**Problem to solve**: The records should be repeated word for word, pictures excluded.

====== The data

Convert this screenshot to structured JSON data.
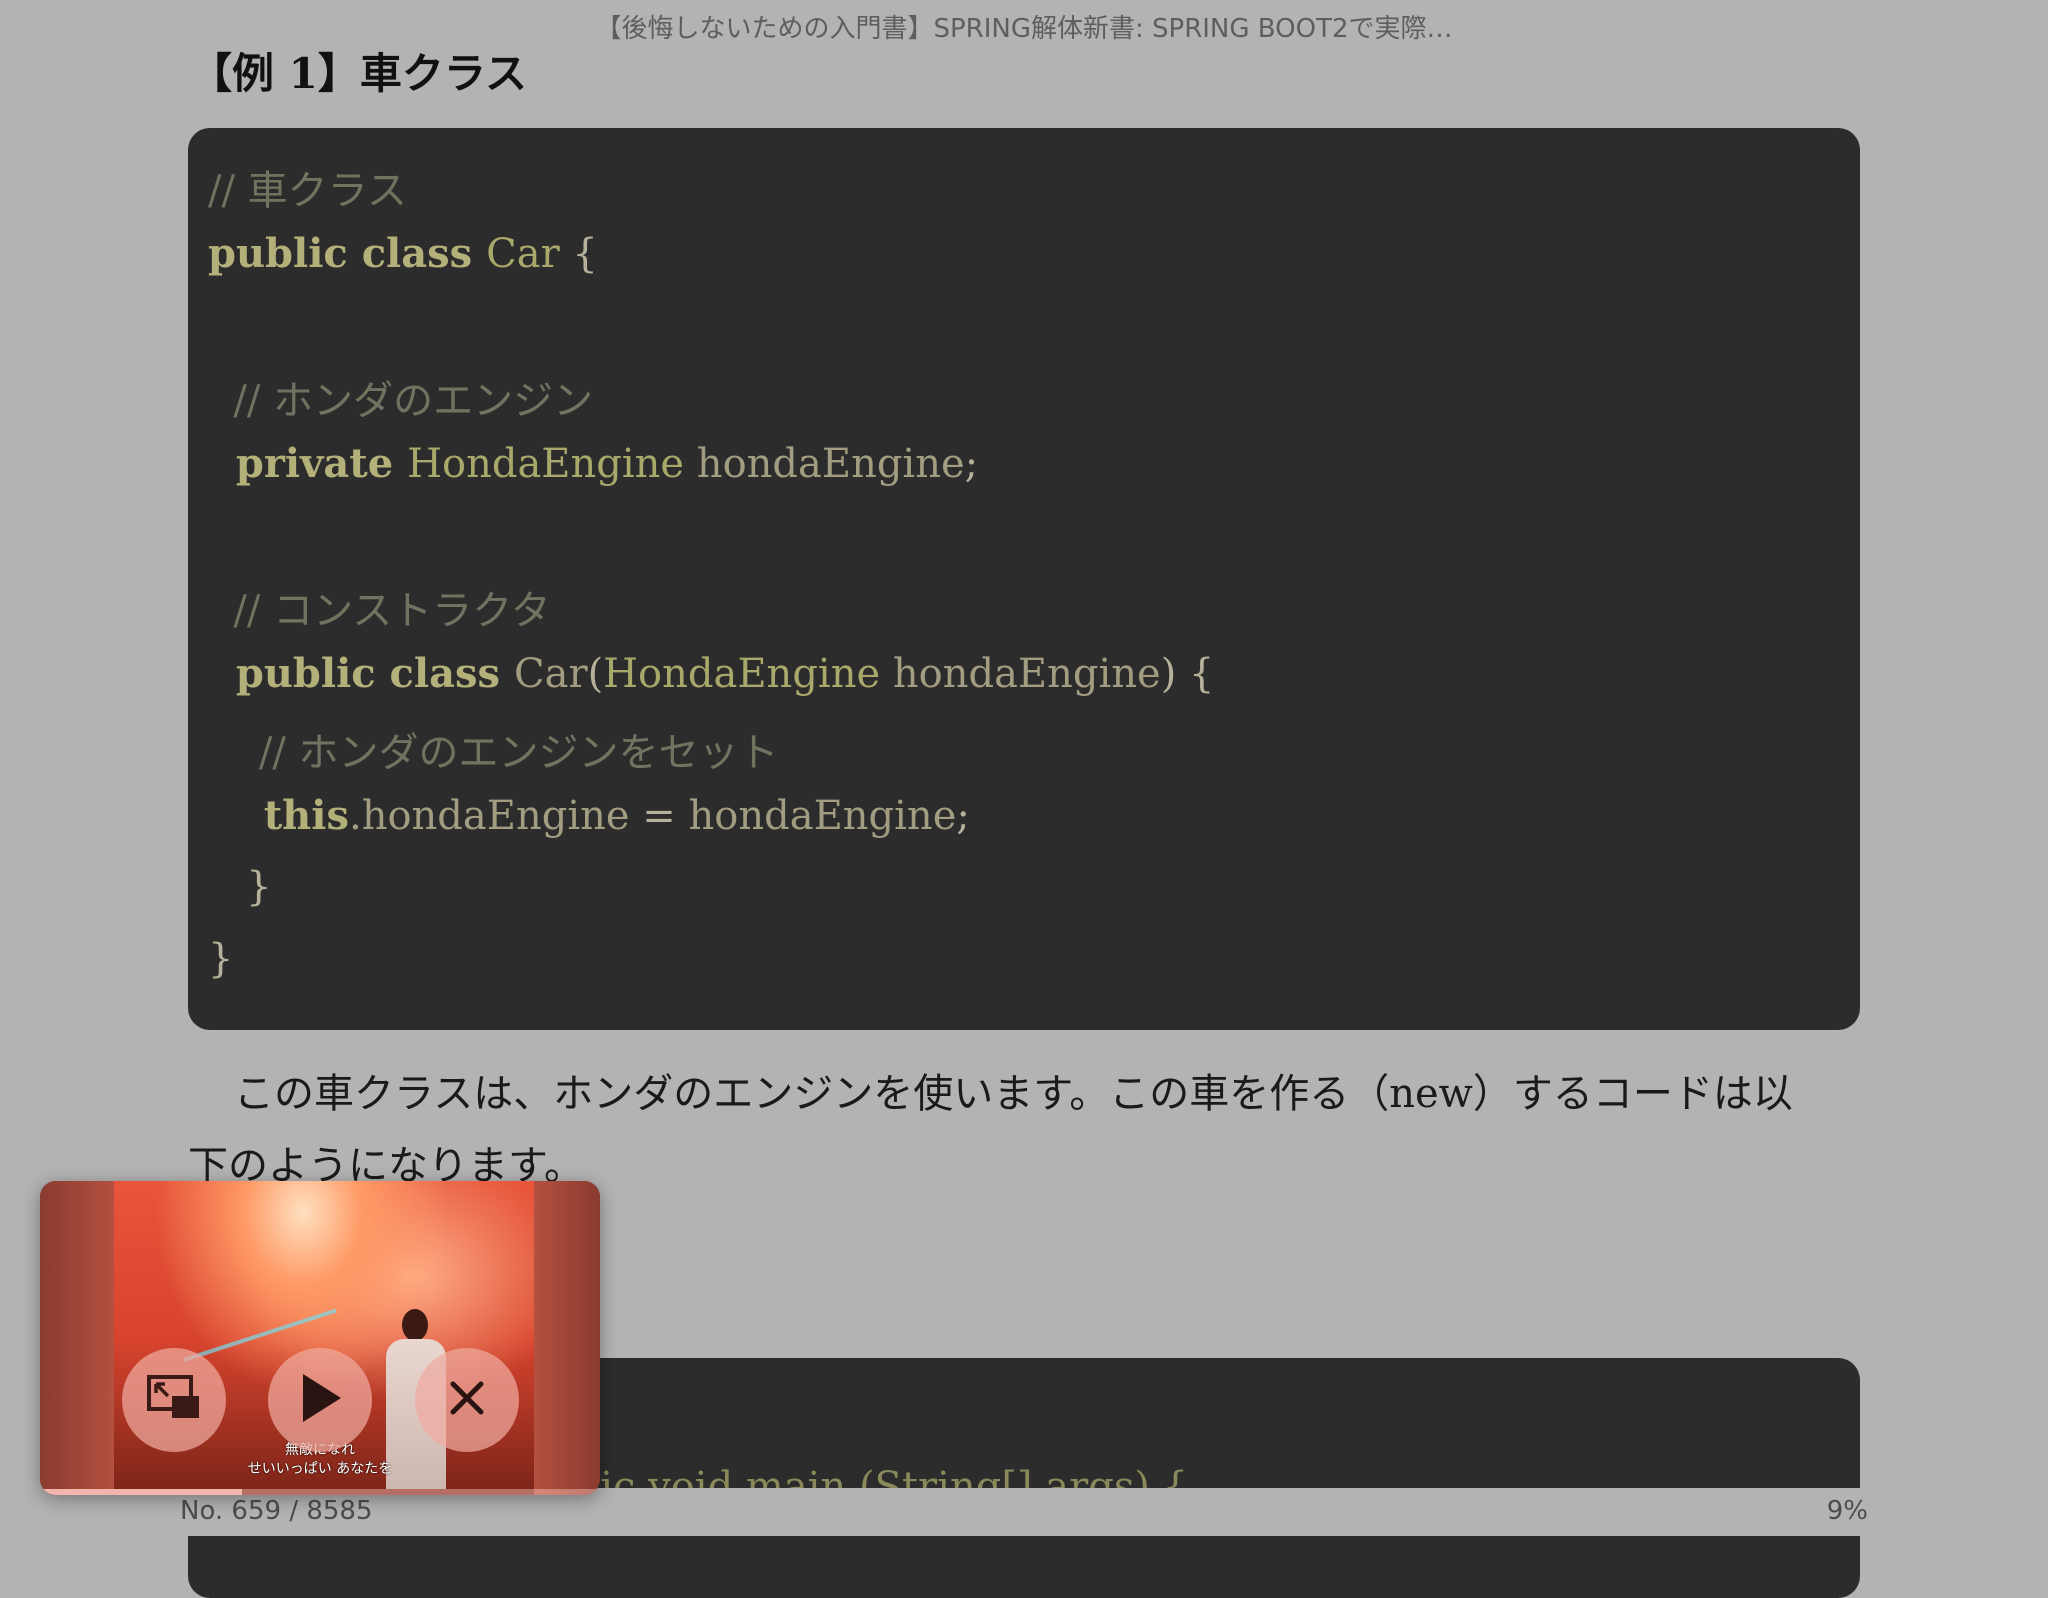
{
  "header": {
    "book_title": "【後悔しないための入門書】SPRING解体新書: SPRING BOOT2で実際…"
  },
  "section": {
    "heading": "【例 1】車クラス"
  },
  "code_block": {
    "lines": [
      [
        {
          "t": "// 車クラス",
          "c": "comment"
        }
      ],
      [
        {
          "t": "public class ",
          "c": "kw"
        },
        {
          "t": "Car",
          "c": "type"
        },
        {
          "t": " {",
          "c": "punc"
        }
      ],
      [],
      [
        {
          "t": "  // ホンダのエンジン",
          "c": "comment"
        }
      ],
      [
        {
          "t": "  private ",
          "c": "kw"
        },
        {
          "t": "HondaEngine",
          "c": "type"
        },
        {
          "t": " hondaEngine",
          "c": "ident"
        },
        {
          "t": ";",
          "c": "punc"
        }
      ],
      [],
      [
        {
          "t": "  // コンストラクタ",
          "c": "comment"
        }
      ],
      [
        {
          "t": "  public class ",
          "c": "kw"
        },
        {
          "t": "Car",
          "c": "ident"
        },
        {
          "t": "(",
          "c": "punc"
        },
        {
          "t": "HondaEngine",
          "c": "type"
        },
        {
          "t": " hondaEngine",
          "c": "ident"
        },
        {
          "t": ") {",
          "c": "punc"
        }
      ],
      [
        {
          "t": "    // ホンダのエンジンをセット",
          "c": "comment"
        }
      ],
      [
        {
          "t": "    this",
          "c": "kw"
        },
        {
          "t": ".hondaEngine",
          "c": "ident"
        },
        {
          "t": " = ",
          "c": "punc"
        },
        {
          "t": "hondaEngine",
          "c": "ident"
        },
        {
          "t": ";",
          "c": "punc"
        }
      ],
      [
        {
          "t": "   }",
          "c": "punc"
        }
      ],
      [
        {
          "t": "}",
          "c": "punc"
        }
      ]
    ]
  },
  "paragraph": {
    "line1": "この車クラスは、ホンダのエンジンを使います。この車を作る（new）するコードは以",
    "line2": "下のようになります。"
  },
  "code_block_2": {
    "partial_line": "public static void main (String[] args) {"
  },
  "footer": {
    "location": "No. 659 / 8585",
    "percent": "9%"
  },
  "pip": {
    "subtitle_line1": "無敵になれ",
    "subtitle_line2": "せいいっぱい あなたを",
    "progress": 0.36,
    "buttons": {
      "restore_icon": "restore-window-icon",
      "play_icon": "play-icon",
      "close_icon": "close-icon"
    }
  },
  "colors": {
    "background": "#b3b3b3",
    "code_bg": "#2c2c2c"
  }
}
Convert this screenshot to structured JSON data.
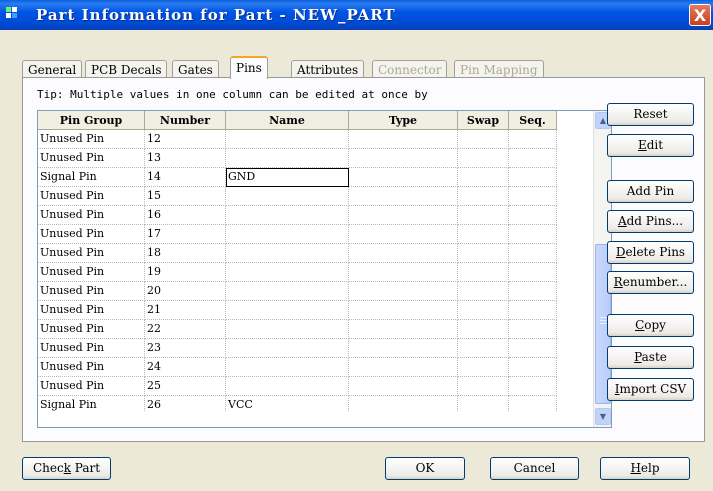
{
  "window": {
    "title": "Part Information for Part - NEW_PART",
    "close_label": "X"
  },
  "tabs": [
    {
      "label": "General",
      "state": "normal"
    },
    {
      "label": "PCB Decals",
      "state": "normal"
    },
    {
      "label": "Gates",
      "state": "normal"
    },
    {
      "label": "Pins",
      "state": "active"
    },
    {
      "label": "Attributes",
      "state": "normal"
    },
    {
      "label": "Connector",
      "state": "disabled"
    },
    {
      "label": "Pin Mapping",
      "state": "disabled"
    }
  ],
  "tip": "Tip: Multiple values in one column can be edited at once by",
  "grid": {
    "columns": [
      "Pin Group",
      "Number",
      "Name",
      "Type",
      "Swap",
      "Seq."
    ],
    "rows": [
      [
        "Unused Pin",
        "12",
        "",
        "",
        "",
        ""
      ],
      [
        "Unused Pin",
        "13",
        "",
        "",
        "",
        ""
      ],
      [
        "Signal Pin",
        "14",
        "GND",
        "",
        "",
        ""
      ],
      [
        "Unused Pin",
        "15",
        "",
        "",
        "",
        ""
      ],
      [
        "Unused Pin",
        "16",
        "",
        "",
        "",
        ""
      ],
      [
        "Unused Pin",
        "17",
        "",
        "",
        "",
        ""
      ],
      [
        "Unused Pin",
        "18",
        "",
        "",
        "",
        ""
      ],
      [
        "Unused Pin",
        "19",
        "",
        "",
        "",
        ""
      ],
      [
        "Unused Pin",
        "20",
        "",
        "",
        "",
        ""
      ],
      [
        "Unused Pin",
        "21",
        "",
        "",
        "",
        ""
      ],
      [
        "Unused Pin",
        "22",
        "",
        "",
        "",
        ""
      ],
      [
        "Unused Pin",
        "23",
        "",
        "",
        "",
        ""
      ],
      [
        "Unused Pin",
        "24",
        "",
        "",
        "",
        ""
      ],
      [
        "Unused Pin",
        "25",
        "",
        "",
        "",
        ""
      ],
      [
        "Signal Pin",
        "26",
        "VCC",
        "",
        "",
        ""
      ]
    ],
    "editing_cell": "GND"
  },
  "side_buttons": {
    "reset": "Reset",
    "edit": "Edit",
    "add_pin": "Add Pin",
    "add_pins": "Add Pins...",
    "delete_pins": "Delete Pins",
    "renumber": "Renumber...",
    "copy": "Copy",
    "paste": "Paste",
    "import_csv": "Import CSV"
  },
  "bottom_buttons": {
    "check_part": "Check Part",
    "ok": "OK",
    "cancel": "Cancel",
    "help": "Help"
  },
  "colors": {
    "titlebar": "#0055e5",
    "window_bg": "#ece9d8",
    "close": "#c8401f",
    "active_tab_accent": "#f5a623"
  }
}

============

**Exercise output**:
Convert this screenshot to structured JSON data.
{
  "header": {
    "book_title": "【後悔しないための入門書】SPRING解体新書: SPRING BOOT2で実際…"
  },
  "section": {
    "heading": "【例 1】車クラス"
  },
  "code_block": {
    "lines": [
      [
        {
          "t": "// 車クラス",
          "c": "comment"
        }
      ],
      [
        {
          "t": "public class ",
          "c": "kw"
        },
        {
          "t": "Car",
          "c": "type"
        },
        {
          "t": " {",
          "c": "punc"
        }
      ],
      [],
      [
        {
          "t": "  // ホンダのエンジン",
          "c": "comment"
        }
      ],
      [
        {
          "t": "  private ",
          "c": "kw"
        },
        {
          "t": "HondaEngine",
          "c": "type"
        },
        {
          "t": " hondaEngine",
          "c": "ident"
        },
        {
          "t": ";",
          "c": "punc"
        }
      ],
      [],
      [
        {
          "t": "  // コンストラクタ",
          "c": "comment"
        }
      ],
      [
        {
          "t": "  public class ",
          "c": "kw"
        },
        {
          "t": "Car",
          "c": "ident"
        },
        {
          "t": "(",
          "c": "punc"
        },
        {
          "t": "HondaEngine",
          "c": "type"
        },
        {
          "t": " hondaEngine",
          "c": "ident"
        },
        {
          "t": ") {",
          "c": "punc"
        }
      ],
      [
        {
          "t": "    // ホンダのエンジンをセット",
          "c": "comment"
        }
      ],
      [
        {
          "t": "    this",
          "c": "kw"
        },
        {
          "t": ".hondaEngine",
          "c": "ident"
        },
        {
          "t": " = ",
          "c": "punc"
        },
        {
          "t": "hondaEngine",
          "c": "ident"
        },
        {
          "t": ";",
          "c": "punc"
        }
      ],
      [
        {
          "t": "   }",
          "c": "punc"
        }
      ],
      [
        {
          "t": "}",
          "c": "punc"
        }
      ]
    ]
  },
  "paragraph": {
    "line1": "この車クラスは、ホンダのエンジンを使います。この車を作る（new）するコードは以",
    "line2": "下のようになります。"
  },
  "code_block_2": {
    "partial_line": "public static void main (String[] args) {"
  },
  "footer": {
    "location": "No. 659 / 8585",
    "percent": "9%"
  },
  "pip": {
    "subtitle_line1": "無敵になれ",
    "subtitle_line2": "せいいっぱい あなたを",
    "progress": 0.36,
    "buttons": {
      "restore_icon": "restore-window-icon",
      "play_icon": "play-icon",
      "close_icon": "close-icon"
    }
  },
  "colors": {
    "background": "#b3b3b3",
    "code_bg": "#2c2c2c"
  }
}
Convert this screenshot to structured JSON data.
{
  "window": {
    "title": "Part Information for Part - NEW_PART",
    "close_label": "X"
  },
  "tabs": [
    {
      "label": "General",
      "state": "normal"
    },
    {
      "label": "PCB Decals",
      "state": "normal"
    },
    {
      "label": "Gates",
      "state": "normal"
    },
    {
      "label": "Pins",
      "state": "active"
    },
    {
      "label": "Attributes",
      "state": "normal"
    },
    {
      "label": "Connector",
      "state": "disabled"
    },
    {
      "label": "Pin Mapping",
      "state": "disabled"
    }
  ],
  "tip": "Tip: Multiple values in one column can be edited at once by",
  "grid": {
    "columns": [
      "Pin Group",
      "Number",
      "Name",
      "Type",
      "Swap",
      "Seq."
    ],
    "rows": [
      [
        "Unused Pin",
        "12",
        "",
        "",
        "",
        ""
      ],
      [
        "Unused Pin",
        "13",
        "",
        "",
        "",
        ""
      ],
      [
        "Signal Pin",
        "14",
        "GND",
        "",
        "",
        ""
      ],
      [
        "Unused Pin",
        "15",
        "",
        "",
        "",
        ""
      ],
      [
        "Unused Pin",
        "16",
        "",
        "",
        "",
        ""
      ],
      [
        "Unused Pin",
        "17",
        "",
        "",
        "",
        ""
      ],
      [
        "Unused Pin",
        "18",
        "",
        "",
        "",
        ""
      ],
      [
        "Unused Pin",
        "19",
        "",
        "",
        "",
        ""
      ],
      [
        "Unused Pin",
        "20",
        "",
        "",
        "",
        ""
      ],
      [
        "Unused Pin",
        "21",
        "",
        "",
        "",
        ""
      ],
      [
        "Unused Pin",
        "22",
        "",
        "",
        "",
        ""
      ],
      [
        "Unused Pin",
        "23",
        "",
        "",
        "",
        ""
      ],
      [
        "Unused Pin",
        "24",
        "",
        "",
        "",
        ""
      ],
      [
        "Unused Pin",
        "25",
        "",
        "",
        "",
        ""
      ],
      [
        "Signal Pin",
        "26",
        "VCC",
        "",
        "",
        ""
      ]
    ],
    "editing_cell": "GND"
  },
  "side_buttons": {
    "reset": "Reset",
    "edit": "Edit",
    "add_pin": "Add Pin",
    "add_pins": "Add Pins...",
    "delete_pins": "Delete Pins",
    "renumber": "Renumber...",
    "copy": "Copy",
    "paste": "Paste",
    "import_csv": "Import CSV"
  },
  "bottom_buttons": {
    "check_part": "Check Part",
    "ok": "OK",
    "cancel": "Cancel",
    "help": "Help"
  },
  "colors": {
    "titlebar": "#0055e5",
    "window_bg": "#ece9d8",
    "close": "#c8401f",
    "active_tab_accent": "#f5a623"
  }
}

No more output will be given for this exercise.